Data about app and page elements
========

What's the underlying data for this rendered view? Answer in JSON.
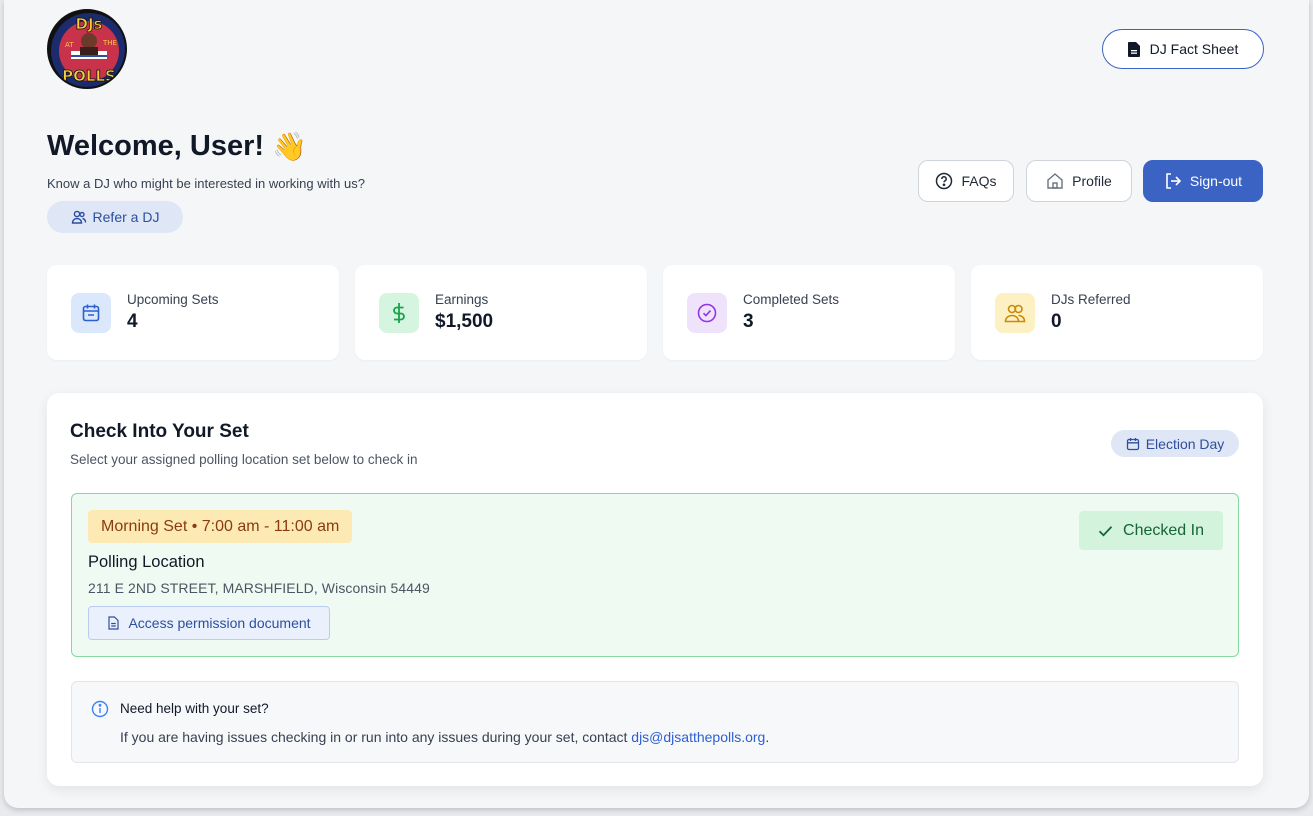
{
  "header": {
    "logo_text_top": "DJs",
    "logo_text_bottom": "POLLS",
    "logo_text_at": "AT",
    "logo_text_the": "THE",
    "fact_sheet_label": "DJ Fact Sheet"
  },
  "welcome": {
    "title": "Welcome, User!",
    "emoji": "👋",
    "subtitle": "Know a DJ who might be interested in working with us?",
    "refer_label": "Refer a DJ"
  },
  "nav": {
    "faqs_label": "FAQs",
    "profile_label": "Profile",
    "signout_label": "Sign-out"
  },
  "stats": [
    {
      "label": "Upcoming Sets",
      "value": "4",
      "icon": "calendar-icon",
      "bg": "#dbe8fb",
      "color": "#2d5fd1"
    },
    {
      "label": "Earnings",
      "value": "$1,500",
      "icon": "dollar-icon",
      "bg": "#d6f5e0",
      "color": "#16a34a"
    },
    {
      "label": "Completed Sets",
      "value": "3",
      "icon": "check-circle-icon",
      "bg": "#efe3fb",
      "color": "#9333ea"
    },
    {
      "label": "DJs Referred",
      "value": "0",
      "icon": "users-icon",
      "bg": "#fdf1c4",
      "color": "#ca8a04"
    }
  ],
  "checkin": {
    "title": "Check Into Your Set",
    "subtitle": "Select your assigned polling location set below to check in",
    "badge_label": "Election Day",
    "set": {
      "time_label": "Morning Set • 7:00 am - 11:00 am",
      "location_title": "Polling Location",
      "address": "211 E 2ND STREET, MARSHFIELD, Wisconsin 54449",
      "doc_label": "Access permission document",
      "status_label": "Checked In"
    },
    "help": {
      "title": "Need help with your set?",
      "text": "If you are having issues checking in or run into any issues during your set, contact",
      "email": "djs@djsatthepolls.org",
      "suffix": "."
    }
  },
  "colors": {
    "accent": "#3b63c4",
    "success_bg": "#effbf2",
    "success_border": "#86d9a0"
  }
}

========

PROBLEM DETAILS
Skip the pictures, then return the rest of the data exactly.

SOLUTION TO THIS EXERCISE
What's the underlying data for this rendered view? Answer in JSON.
{
  "header": {
    "logo_text_top": "DJs",
    "logo_text_bottom": "POLLS",
    "logo_text_at": "AT",
    "logo_text_the": "THE",
    "fact_sheet_label": "DJ Fact Sheet"
  },
  "welcome": {
    "title": "Welcome, User!",
    "emoji": "👋",
    "subtitle": "Know a DJ who might be interested in working with us?",
    "refer_label": "Refer a DJ"
  },
  "nav": {
    "faqs_label": "FAQs",
    "profile_label": "Profile",
    "signout_label": "Sign-out"
  },
  "stats": [
    {
      "label": "Upcoming Sets",
      "value": "4",
      "icon": "calendar-icon",
      "bg": "#dbe8fb",
      "color": "#2d5fd1"
    },
    {
      "label": "Earnings",
      "value": "$1,500",
      "icon": "dollar-icon",
      "bg": "#d6f5e0",
      "color": "#16a34a"
    },
    {
      "label": "Completed Sets",
      "value": "3",
      "icon": "check-circle-icon",
      "bg": "#efe3fb",
      "color": "#9333ea"
    },
    {
      "label": "DJs Referred",
      "value": "0",
      "icon": "users-icon",
      "bg": "#fdf1c4",
      "color": "#ca8a04"
    }
  ],
  "checkin": {
    "title": "Check Into Your Set",
    "subtitle": "Select your assigned polling location set below to check in",
    "badge_label": "Election Day",
    "set": {
      "time_label": "Morning Set • 7:00 am - 11:00 am",
      "location_title": "Polling Location",
      "address": "211 E 2ND STREET, MARSHFIELD, Wisconsin 54449",
      "doc_label": "Access permission document",
      "status_label": "Checked In"
    },
    "help": {
      "title": "Need help with your set?",
      "text": "If you are having issues checking in or run into any issues during your set, contact",
      "email": "djs@djsatthepolls.org",
      "suffix": "."
    }
  },
  "colors": {
    "accent": "#3b63c4",
    "success_bg": "#effbf2",
    "success_border": "#86d9a0"
  }
}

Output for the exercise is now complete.